Reproduce the records that follow without alteration, apart from removing the pictures.

Dataset items
════════════════
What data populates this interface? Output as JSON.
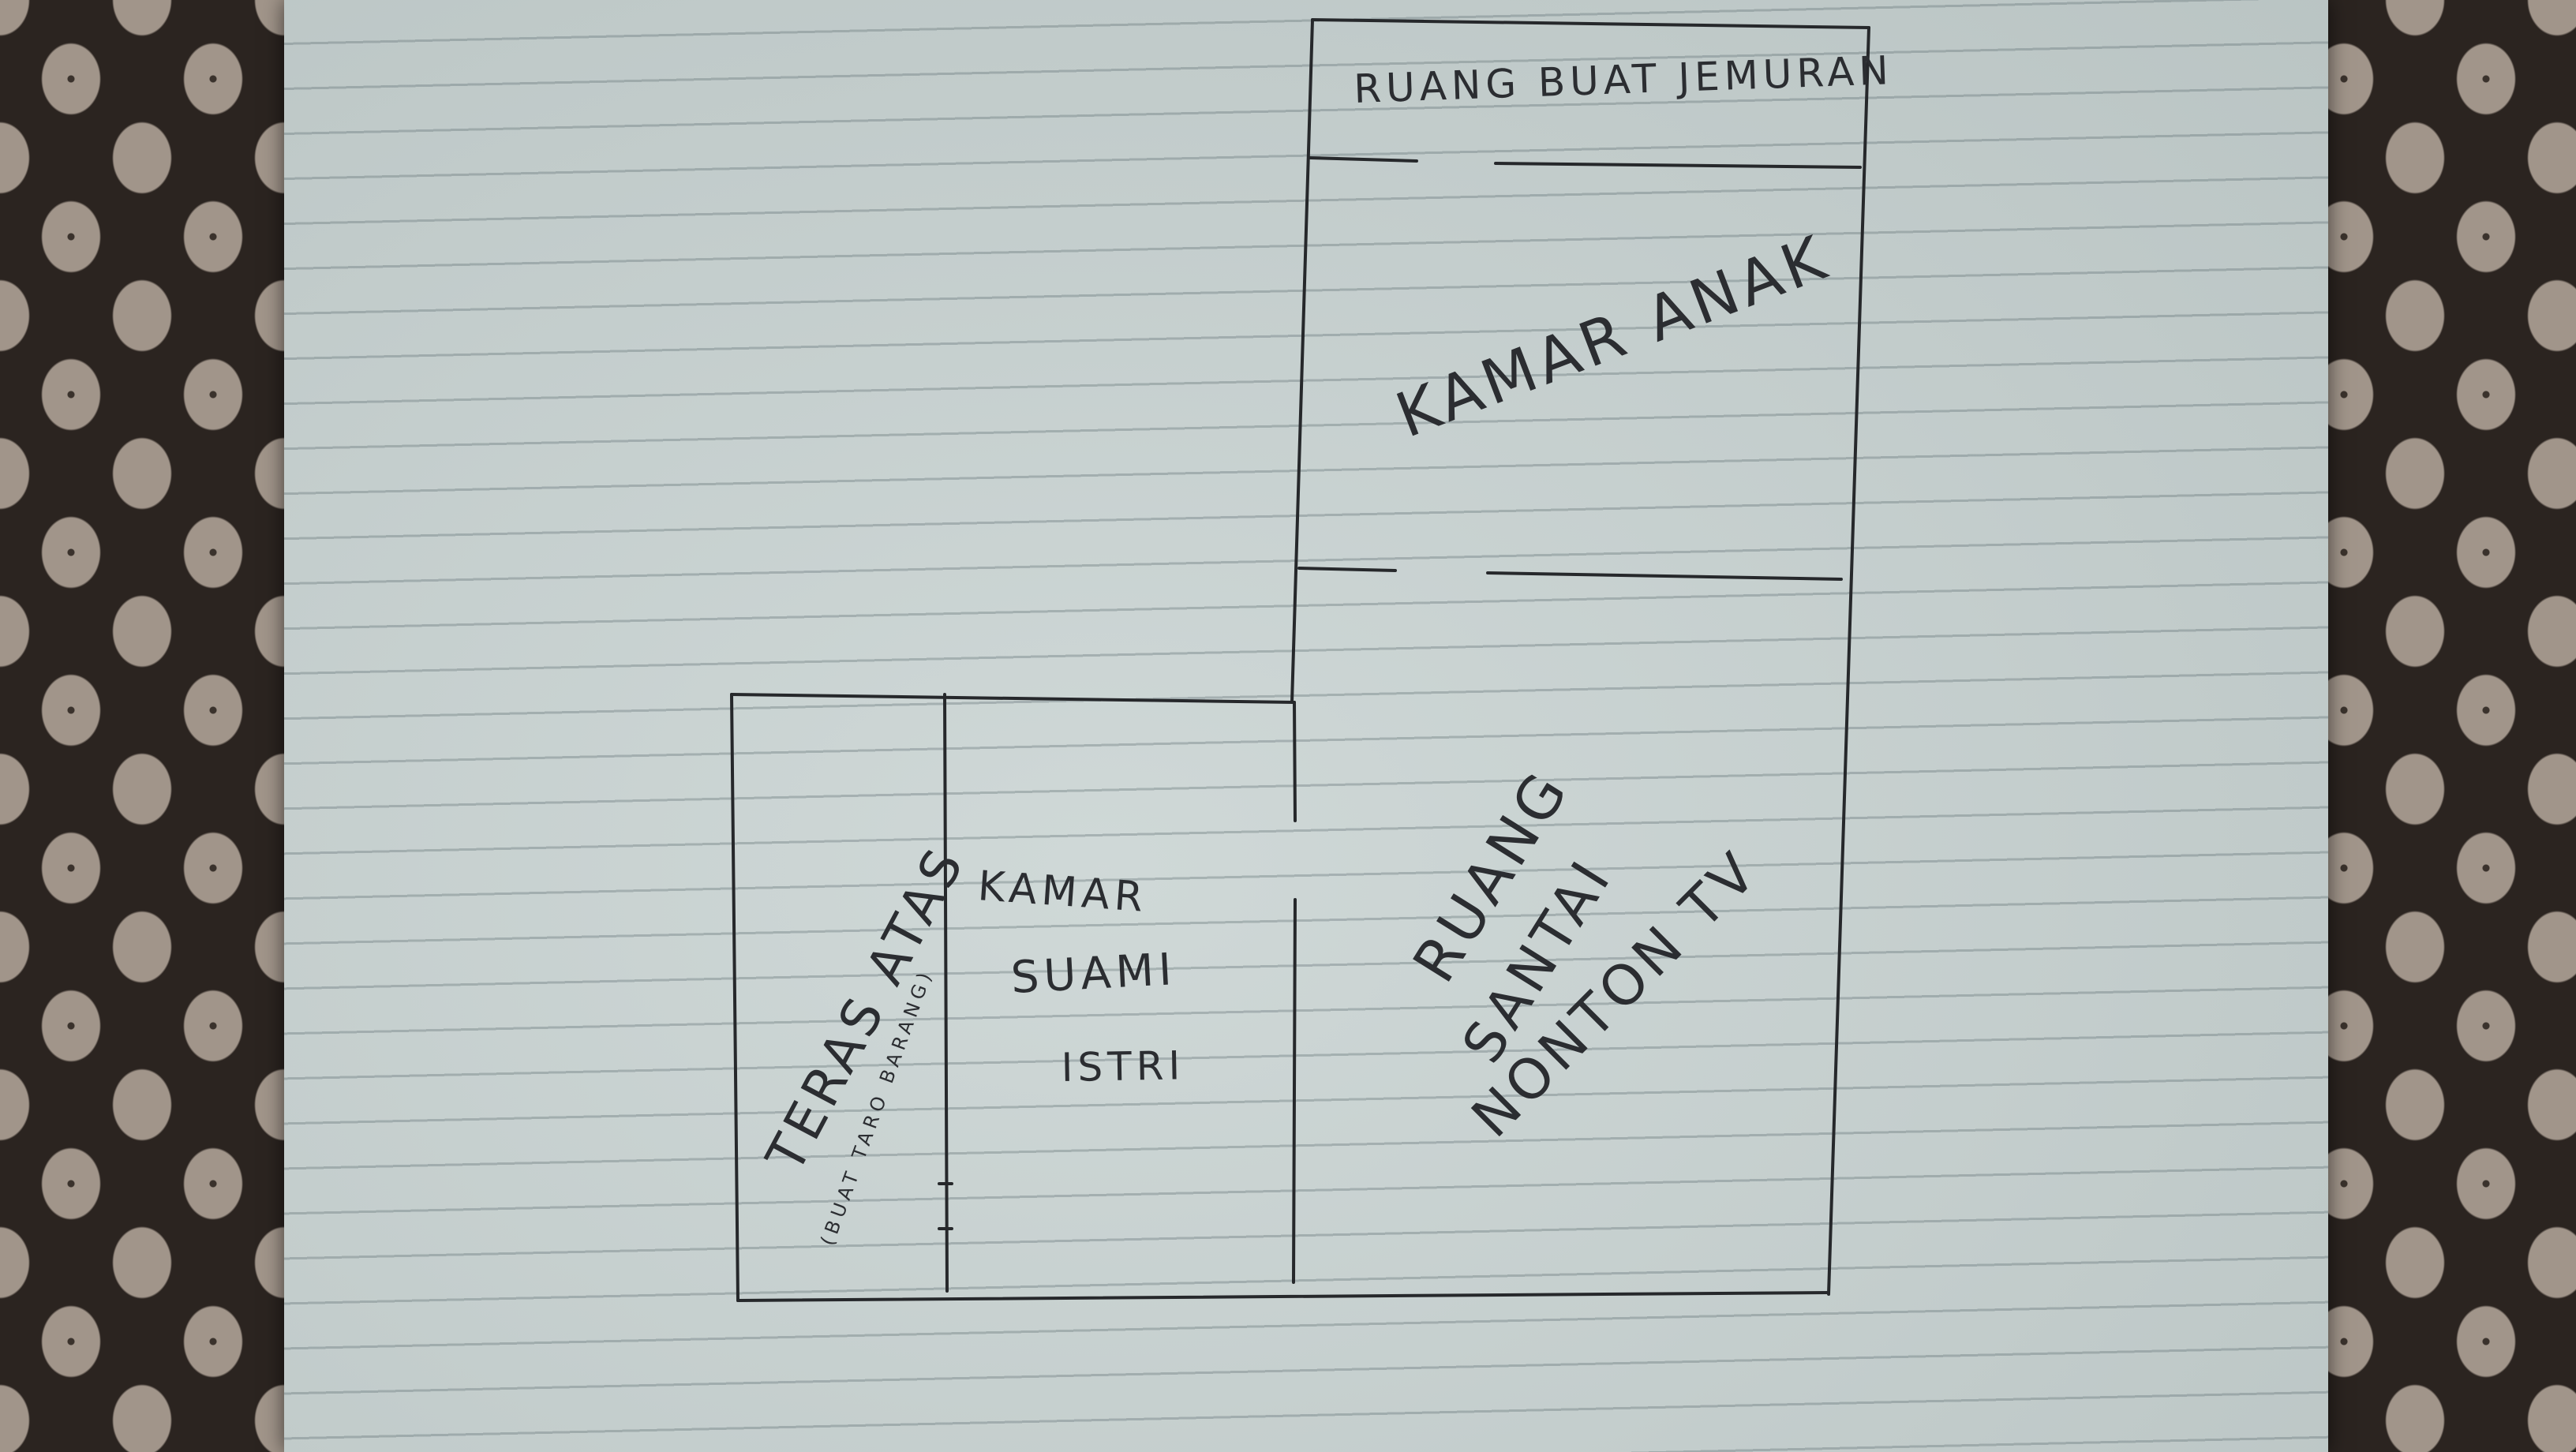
{
  "labels": {
    "clothesline_room": "RUANG BUAT JEMURAN",
    "kids_room": "KAMAR ANAK",
    "terrace_line1": "TERAS ATAS",
    "terrace_line2": "(BUAT TARO BARANG)",
    "master_room_line1": "KAMAR",
    "master_room_line2": "SUAMI",
    "master_room_line3": "ISTRI",
    "lounge_line1": "RUANG",
    "lounge_line2": "SANTAI",
    "lounge_line3": "NONTON TV"
  },
  "colors": {
    "paper": "#c6d0cf",
    "ink": "#26282b",
    "batik_dark": "#2b2420",
    "batik_light": "#a1958a"
  }
}
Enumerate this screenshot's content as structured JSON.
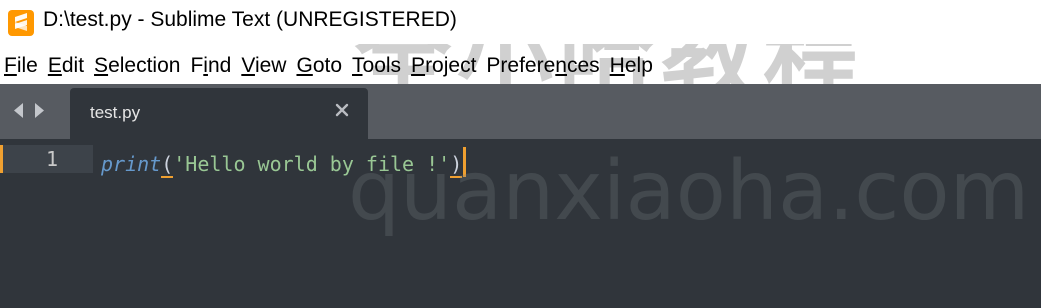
{
  "window": {
    "title": "D:\\test.py - Sublime Text (UNREGISTERED)",
    "icon": "sublime-text-icon"
  },
  "menu": [
    {
      "pre": "",
      "mnemonic": "F",
      "post": "ile"
    },
    {
      "pre": "",
      "mnemonic": "E",
      "post": "dit"
    },
    {
      "pre": "",
      "mnemonic": "S",
      "post": "election"
    },
    {
      "pre": "F",
      "mnemonic": "i",
      "post": "nd"
    },
    {
      "pre": "",
      "mnemonic": "V",
      "post": "iew"
    },
    {
      "pre": "",
      "mnemonic": "G",
      "post": "oto"
    },
    {
      "pre": "",
      "mnemonic": "T",
      "post": "ools"
    },
    {
      "pre": "",
      "mnemonic": "P",
      "post": "roject"
    },
    {
      "pre": "Prefere",
      "mnemonic": "n",
      "post": "ces"
    },
    {
      "pre": "",
      "mnemonic": "H",
      "post": "elp"
    }
  ],
  "tabs": [
    {
      "label": "test.py",
      "active": true
    }
  ],
  "editor": {
    "lines": [
      {
        "number": "1",
        "tokens": {
          "func": "print",
          "open_paren": "(",
          "string": "'Hello world by file !'",
          "close_paren": ")"
        }
      }
    ]
  },
  "watermark": {
    "cn": "全小哈教程",
    "en": "quanxiaoha.com"
  },
  "colors": {
    "accent": "#f0a030",
    "editor_bg": "#30353b",
    "tabbar_bg": "#575b61",
    "function": "#6699cc",
    "string": "#99c794"
  }
}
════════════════
Response area:
What data populates this interface? Output as JSON.
{
  "labels": {
    "clothesline_room": "RUANG BUAT JEMURAN",
    "kids_room": "KAMAR ANAK",
    "terrace_line1": "TERAS ATAS",
    "terrace_line2": "(BUAT TARO BARANG)",
    "master_room_line1": "KAMAR",
    "master_room_line2": "SUAMI",
    "master_room_line3": "ISTRI",
    "lounge_line1": "RUANG",
    "lounge_line2": "SANTAI",
    "lounge_line3": "NONTON TV"
  },
  "colors": {
    "paper": "#c6d0cf",
    "ink": "#26282b",
    "batik_dark": "#2b2420",
    "batik_light": "#a1958a"
  }
}
Enumerate this screenshot's content as structured JSON.
{
  "window": {
    "title": "D:\\test.py - Sublime Text (UNREGISTERED)",
    "icon": "sublime-text-icon"
  },
  "menu": [
    {
      "pre": "",
      "mnemonic": "F",
      "post": "ile"
    },
    {
      "pre": "",
      "mnemonic": "E",
      "post": "dit"
    },
    {
      "pre": "",
      "mnemonic": "S",
      "post": "election"
    },
    {
      "pre": "F",
      "mnemonic": "i",
      "post": "nd"
    },
    {
      "pre": "",
      "mnemonic": "V",
      "post": "iew"
    },
    {
      "pre": "",
      "mnemonic": "G",
      "post": "oto"
    },
    {
      "pre": "",
      "mnemonic": "T",
      "post": "ools"
    },
    {
      "pre": "",
      "mnemonic": "P",
      "post": "roject"
    },
    {
      "pre": "Prefere",
      "mnemonic": "n",
      "post": "ces"
    },
    {
      "pre": "",
      "mnemonic": "H",
      "post": "elp"
    }
  ],
  "tabs": [
    {
      "label": "test.py",
      "active": true
    }
  ],
  "editor": {
    "lines": [
      {
        "number": "1",
        "tokens": {
          "func": "print",
          "open_paren": "(",
          "string": "'Hello world by file !'",
          "close_paren": ")"
        }
      }
    ]
  },
  "watermark": {
    "cn": "全小哈教程",
    "en": "quanxiaoha.com"
  },
  "colors": {
    "accent": "#f0a030",
    "editor_bg": "#30353b",
    "tabbar_bg": "#575b61",
    "function": "#6699cc",
    "string": "#99c794"
  }
}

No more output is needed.